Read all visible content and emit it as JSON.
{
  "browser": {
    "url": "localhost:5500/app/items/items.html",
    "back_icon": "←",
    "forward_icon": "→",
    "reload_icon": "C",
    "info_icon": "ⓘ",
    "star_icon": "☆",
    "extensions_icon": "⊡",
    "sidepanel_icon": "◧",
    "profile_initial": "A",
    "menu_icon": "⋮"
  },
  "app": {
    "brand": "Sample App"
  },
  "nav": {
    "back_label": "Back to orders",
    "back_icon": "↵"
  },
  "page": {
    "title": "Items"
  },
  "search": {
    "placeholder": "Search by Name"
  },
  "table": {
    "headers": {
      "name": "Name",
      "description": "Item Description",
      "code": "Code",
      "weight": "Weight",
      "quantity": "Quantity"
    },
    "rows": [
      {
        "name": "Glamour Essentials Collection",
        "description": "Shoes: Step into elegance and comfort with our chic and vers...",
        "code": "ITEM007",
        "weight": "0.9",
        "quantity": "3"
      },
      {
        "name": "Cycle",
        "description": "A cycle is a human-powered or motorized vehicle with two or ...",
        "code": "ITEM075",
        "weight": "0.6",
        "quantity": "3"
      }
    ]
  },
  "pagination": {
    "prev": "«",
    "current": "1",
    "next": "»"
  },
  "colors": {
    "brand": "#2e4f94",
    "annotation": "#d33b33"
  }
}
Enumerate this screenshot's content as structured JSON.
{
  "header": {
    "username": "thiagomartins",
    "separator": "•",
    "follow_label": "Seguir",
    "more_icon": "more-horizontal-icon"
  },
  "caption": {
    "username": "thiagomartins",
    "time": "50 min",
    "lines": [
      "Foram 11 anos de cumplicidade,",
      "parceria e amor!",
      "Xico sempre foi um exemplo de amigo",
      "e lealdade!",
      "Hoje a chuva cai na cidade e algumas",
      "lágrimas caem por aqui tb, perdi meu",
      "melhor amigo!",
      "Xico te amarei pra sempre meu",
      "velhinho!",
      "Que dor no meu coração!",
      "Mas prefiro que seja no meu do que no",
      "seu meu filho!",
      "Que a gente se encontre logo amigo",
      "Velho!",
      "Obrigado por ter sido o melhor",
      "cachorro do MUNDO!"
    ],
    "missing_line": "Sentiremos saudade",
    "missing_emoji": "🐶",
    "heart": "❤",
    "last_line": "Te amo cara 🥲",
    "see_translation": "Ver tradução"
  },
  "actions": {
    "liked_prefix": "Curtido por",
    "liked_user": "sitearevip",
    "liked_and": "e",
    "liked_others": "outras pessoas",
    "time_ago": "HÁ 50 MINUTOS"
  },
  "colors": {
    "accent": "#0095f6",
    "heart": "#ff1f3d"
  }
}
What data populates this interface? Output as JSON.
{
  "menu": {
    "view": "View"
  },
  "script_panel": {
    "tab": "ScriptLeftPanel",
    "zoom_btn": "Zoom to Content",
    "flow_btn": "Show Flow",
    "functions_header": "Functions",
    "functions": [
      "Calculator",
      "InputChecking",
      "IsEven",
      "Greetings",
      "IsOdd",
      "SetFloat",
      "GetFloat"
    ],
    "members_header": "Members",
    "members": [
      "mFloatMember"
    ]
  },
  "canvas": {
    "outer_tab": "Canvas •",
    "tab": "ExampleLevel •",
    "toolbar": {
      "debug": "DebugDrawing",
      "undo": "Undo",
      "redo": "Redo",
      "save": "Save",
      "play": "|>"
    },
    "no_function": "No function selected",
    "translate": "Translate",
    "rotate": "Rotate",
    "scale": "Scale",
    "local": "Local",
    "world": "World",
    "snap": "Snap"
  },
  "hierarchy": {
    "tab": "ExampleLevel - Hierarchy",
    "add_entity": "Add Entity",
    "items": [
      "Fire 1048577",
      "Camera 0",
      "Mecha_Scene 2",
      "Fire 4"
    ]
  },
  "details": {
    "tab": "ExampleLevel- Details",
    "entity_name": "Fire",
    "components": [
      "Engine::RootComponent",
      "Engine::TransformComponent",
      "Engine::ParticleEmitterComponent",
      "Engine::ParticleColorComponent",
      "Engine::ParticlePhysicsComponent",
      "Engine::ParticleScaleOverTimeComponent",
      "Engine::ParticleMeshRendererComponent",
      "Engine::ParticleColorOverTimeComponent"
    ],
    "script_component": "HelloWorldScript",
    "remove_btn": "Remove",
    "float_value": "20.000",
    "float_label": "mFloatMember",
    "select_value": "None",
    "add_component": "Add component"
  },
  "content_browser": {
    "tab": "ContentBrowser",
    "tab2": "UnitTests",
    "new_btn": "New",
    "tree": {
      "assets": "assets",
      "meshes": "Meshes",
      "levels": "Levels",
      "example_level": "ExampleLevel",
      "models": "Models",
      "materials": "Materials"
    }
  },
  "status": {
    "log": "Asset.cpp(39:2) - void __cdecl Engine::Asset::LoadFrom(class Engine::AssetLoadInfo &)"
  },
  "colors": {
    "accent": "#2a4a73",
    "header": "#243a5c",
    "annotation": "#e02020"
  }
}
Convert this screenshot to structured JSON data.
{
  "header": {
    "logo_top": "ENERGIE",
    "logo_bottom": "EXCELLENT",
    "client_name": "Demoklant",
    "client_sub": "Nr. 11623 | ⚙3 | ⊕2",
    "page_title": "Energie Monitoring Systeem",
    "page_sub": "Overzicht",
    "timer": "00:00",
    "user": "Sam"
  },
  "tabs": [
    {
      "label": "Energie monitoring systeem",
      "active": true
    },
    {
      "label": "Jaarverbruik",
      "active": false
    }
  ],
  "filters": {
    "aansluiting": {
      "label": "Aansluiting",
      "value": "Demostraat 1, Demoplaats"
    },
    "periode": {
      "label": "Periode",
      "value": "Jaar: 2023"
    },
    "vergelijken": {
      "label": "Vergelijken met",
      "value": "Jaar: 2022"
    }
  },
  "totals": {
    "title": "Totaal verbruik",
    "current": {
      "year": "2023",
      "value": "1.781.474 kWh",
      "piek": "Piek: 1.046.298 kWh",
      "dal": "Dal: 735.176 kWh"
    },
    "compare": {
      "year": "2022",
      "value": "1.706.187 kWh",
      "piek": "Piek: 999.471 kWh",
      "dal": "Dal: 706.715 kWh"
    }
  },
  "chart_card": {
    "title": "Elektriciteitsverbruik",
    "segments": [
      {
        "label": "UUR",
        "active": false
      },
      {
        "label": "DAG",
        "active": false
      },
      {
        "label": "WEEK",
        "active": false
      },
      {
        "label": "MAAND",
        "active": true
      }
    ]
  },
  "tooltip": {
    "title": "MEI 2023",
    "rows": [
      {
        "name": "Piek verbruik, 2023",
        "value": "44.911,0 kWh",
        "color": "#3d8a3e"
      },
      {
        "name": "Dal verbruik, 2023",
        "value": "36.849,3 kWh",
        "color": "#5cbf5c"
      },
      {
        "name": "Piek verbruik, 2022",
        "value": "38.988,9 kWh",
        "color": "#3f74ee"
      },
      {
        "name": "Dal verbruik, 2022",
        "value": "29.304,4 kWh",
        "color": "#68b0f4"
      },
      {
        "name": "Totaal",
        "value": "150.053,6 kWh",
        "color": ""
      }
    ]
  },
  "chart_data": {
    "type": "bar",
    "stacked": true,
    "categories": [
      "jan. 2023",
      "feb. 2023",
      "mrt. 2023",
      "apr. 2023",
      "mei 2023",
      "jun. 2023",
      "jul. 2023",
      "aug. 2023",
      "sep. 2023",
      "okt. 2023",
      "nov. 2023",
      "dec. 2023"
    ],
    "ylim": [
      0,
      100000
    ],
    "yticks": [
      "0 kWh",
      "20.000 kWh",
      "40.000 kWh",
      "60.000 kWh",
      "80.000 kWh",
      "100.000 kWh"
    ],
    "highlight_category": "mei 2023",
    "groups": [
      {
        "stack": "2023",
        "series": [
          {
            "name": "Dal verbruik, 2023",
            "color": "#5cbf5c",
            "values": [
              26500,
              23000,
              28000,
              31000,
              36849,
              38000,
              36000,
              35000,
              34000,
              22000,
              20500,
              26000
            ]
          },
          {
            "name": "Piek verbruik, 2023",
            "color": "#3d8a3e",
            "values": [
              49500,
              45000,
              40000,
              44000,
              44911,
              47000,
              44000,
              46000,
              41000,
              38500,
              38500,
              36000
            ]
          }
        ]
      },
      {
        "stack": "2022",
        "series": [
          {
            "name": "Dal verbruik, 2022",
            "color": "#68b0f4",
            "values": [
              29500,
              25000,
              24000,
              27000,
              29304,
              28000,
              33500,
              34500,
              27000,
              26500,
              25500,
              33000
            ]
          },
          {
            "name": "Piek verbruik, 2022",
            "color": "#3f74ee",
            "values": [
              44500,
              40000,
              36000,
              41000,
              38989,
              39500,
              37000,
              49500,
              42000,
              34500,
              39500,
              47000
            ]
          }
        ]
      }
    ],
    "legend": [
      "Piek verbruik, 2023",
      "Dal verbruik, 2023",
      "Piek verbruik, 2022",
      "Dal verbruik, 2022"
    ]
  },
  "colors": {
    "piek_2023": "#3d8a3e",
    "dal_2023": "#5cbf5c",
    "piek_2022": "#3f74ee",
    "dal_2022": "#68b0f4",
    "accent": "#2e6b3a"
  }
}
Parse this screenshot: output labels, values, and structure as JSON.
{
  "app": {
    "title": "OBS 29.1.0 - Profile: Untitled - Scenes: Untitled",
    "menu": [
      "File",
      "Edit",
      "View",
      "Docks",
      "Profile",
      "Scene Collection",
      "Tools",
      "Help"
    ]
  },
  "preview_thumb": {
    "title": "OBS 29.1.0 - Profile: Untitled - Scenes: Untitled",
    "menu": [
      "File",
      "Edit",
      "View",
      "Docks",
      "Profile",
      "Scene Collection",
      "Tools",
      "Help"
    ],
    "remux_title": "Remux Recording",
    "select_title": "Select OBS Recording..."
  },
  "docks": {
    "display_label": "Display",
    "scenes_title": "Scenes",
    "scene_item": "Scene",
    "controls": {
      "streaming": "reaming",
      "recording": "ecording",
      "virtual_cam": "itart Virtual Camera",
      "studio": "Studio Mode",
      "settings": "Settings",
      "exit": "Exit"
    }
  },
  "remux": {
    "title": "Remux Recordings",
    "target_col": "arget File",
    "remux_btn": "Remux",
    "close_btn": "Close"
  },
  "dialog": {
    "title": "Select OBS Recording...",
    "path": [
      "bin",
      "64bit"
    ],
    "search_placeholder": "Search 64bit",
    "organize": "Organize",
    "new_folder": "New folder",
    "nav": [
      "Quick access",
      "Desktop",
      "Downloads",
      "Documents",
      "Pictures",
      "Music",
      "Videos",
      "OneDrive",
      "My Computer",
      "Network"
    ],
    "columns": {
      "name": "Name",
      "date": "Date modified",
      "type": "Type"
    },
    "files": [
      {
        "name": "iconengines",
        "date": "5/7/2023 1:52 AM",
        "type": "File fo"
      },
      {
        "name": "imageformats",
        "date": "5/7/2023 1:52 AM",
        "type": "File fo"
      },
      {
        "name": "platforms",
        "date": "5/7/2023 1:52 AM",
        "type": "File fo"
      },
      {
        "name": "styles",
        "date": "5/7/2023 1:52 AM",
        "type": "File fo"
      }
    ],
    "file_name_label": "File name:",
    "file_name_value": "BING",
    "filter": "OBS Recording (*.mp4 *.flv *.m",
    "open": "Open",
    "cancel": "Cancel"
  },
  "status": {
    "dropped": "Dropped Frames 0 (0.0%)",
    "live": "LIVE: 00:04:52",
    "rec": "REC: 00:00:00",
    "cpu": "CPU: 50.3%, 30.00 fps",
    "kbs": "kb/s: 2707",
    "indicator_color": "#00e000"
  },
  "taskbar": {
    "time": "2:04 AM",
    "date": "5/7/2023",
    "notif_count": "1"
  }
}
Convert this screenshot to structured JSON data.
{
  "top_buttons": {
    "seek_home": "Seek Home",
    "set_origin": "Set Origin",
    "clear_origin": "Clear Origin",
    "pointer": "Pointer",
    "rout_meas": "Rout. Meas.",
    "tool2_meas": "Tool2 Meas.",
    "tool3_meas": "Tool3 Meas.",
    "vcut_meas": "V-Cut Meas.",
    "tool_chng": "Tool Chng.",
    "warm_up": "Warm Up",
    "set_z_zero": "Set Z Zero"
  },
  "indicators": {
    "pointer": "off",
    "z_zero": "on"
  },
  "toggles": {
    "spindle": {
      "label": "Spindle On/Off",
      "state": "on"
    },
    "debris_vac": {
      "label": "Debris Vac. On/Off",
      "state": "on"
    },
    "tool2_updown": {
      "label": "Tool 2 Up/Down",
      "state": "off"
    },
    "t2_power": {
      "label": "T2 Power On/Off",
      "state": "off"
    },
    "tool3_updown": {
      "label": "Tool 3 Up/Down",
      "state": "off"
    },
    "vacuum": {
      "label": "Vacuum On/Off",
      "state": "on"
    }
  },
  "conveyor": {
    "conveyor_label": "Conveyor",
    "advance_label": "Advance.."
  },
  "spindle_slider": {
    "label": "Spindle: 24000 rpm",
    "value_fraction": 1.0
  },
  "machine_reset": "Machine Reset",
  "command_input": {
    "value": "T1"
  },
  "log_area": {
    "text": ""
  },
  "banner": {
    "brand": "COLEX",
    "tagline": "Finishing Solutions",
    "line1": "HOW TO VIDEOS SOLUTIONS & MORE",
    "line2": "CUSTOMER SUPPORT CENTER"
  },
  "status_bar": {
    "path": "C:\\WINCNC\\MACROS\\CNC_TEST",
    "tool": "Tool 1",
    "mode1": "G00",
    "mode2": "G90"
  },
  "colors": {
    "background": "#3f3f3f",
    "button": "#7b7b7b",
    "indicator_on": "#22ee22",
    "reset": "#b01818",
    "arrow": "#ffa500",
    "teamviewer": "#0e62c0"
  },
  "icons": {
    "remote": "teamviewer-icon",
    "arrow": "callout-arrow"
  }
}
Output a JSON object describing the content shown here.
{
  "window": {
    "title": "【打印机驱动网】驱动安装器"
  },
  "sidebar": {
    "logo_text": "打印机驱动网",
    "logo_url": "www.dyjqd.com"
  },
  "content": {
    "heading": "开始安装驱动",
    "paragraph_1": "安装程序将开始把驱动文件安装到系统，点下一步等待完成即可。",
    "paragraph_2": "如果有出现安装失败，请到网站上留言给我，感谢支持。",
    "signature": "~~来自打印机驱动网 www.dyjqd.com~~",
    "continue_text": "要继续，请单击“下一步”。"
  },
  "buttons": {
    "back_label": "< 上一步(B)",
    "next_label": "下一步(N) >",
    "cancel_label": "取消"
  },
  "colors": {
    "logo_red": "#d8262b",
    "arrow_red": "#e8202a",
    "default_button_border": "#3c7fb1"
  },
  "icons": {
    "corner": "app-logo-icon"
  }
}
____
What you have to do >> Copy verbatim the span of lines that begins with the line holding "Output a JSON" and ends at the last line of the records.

Finished exercise >>
Output a JSON object describing the content shown here.
{
  "window": {
    "title": "【打印机驱动网】驱动安装器"
  },
  "sidebar": {
    "logo_text": "打印机驱动网",
    "logo_url": "www.dyjqd.com"
  },
  "content": {
    "heading": "开始安装驱动",
    "paragraph_1": "安装程序将开始把驱动文件安装到系统，点下一步等待完成即可。",
    "paragraph_2": "如果有出现安装失败，请到网站上留言给我，感谢支持。",
    "signature": "~~来自打印机驱动网 www.dyjqd.com~~",
    "continue_text": "要继续，请单击“下一步”。"
  },
  "buttons": {
    "back_label": "< 上一步(B)",
    "next_label": "下一步(N) >",
    "cancel_label": "取消"
  },
  "colors": {
    "logo_red": "#d8262b",
    "arrow_red": "#e8202a",
    "default_button_border": "#3c7fb1"
  },
  "icons": {
    "corner": "app-logo-icon"
  }
}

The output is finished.